**Input data**
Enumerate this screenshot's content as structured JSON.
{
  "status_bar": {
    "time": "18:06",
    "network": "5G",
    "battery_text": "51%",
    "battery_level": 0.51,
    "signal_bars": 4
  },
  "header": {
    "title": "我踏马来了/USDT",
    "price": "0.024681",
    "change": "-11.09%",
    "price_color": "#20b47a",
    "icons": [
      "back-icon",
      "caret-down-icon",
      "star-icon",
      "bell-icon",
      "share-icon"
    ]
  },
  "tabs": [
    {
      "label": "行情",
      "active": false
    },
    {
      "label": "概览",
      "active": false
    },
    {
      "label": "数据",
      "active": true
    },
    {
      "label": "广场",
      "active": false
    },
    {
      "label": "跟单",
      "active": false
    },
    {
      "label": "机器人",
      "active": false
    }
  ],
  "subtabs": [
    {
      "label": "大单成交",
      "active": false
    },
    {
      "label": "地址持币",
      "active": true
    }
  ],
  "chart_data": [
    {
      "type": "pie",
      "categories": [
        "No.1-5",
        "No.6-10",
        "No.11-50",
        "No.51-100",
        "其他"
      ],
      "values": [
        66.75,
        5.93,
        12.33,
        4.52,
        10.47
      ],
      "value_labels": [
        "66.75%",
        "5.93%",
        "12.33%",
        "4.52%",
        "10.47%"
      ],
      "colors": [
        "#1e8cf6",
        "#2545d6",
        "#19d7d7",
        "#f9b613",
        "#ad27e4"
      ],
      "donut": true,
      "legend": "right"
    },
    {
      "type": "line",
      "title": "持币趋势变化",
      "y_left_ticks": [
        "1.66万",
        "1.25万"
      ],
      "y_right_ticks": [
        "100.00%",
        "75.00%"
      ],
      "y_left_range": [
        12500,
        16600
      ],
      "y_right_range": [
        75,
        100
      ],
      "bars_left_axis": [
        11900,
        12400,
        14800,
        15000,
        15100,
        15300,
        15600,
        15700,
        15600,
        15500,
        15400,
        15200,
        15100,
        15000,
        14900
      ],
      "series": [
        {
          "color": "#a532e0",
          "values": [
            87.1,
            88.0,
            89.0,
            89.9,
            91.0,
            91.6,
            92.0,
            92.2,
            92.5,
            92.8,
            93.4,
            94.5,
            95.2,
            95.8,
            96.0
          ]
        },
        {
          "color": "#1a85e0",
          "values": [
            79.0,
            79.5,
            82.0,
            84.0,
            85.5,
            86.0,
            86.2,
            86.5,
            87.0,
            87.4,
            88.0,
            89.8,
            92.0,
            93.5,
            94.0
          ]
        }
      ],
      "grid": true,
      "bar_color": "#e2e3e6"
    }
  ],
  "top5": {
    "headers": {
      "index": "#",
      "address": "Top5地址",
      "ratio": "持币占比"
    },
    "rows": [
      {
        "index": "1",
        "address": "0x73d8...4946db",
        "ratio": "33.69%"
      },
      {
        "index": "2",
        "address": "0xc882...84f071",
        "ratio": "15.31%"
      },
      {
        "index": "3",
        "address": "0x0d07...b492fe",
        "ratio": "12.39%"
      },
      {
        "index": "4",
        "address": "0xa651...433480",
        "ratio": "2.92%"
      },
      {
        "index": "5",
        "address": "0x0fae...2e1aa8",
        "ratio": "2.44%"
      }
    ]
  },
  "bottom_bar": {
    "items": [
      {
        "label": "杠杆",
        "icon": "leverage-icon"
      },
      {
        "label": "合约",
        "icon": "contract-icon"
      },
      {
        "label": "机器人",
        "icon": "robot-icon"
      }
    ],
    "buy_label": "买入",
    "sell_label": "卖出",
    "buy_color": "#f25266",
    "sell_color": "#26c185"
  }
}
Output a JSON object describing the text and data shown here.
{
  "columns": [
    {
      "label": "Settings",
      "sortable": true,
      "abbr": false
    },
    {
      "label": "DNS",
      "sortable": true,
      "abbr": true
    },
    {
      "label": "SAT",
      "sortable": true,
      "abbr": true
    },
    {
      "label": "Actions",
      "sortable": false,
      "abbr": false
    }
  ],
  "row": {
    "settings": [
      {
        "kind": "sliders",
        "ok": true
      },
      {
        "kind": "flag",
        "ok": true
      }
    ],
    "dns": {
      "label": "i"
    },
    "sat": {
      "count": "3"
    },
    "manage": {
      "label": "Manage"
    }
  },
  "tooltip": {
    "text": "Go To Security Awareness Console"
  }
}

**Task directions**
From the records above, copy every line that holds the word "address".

**The completed task**
      "address": "Top5地址",
        "address": "0x73d8...4946db",
        "address": "0xc882...84f071",
        "address": "0x0d07...b492fe",
        "address": "0xa651...433480",
        "address": "0x0fae...2e1aa8",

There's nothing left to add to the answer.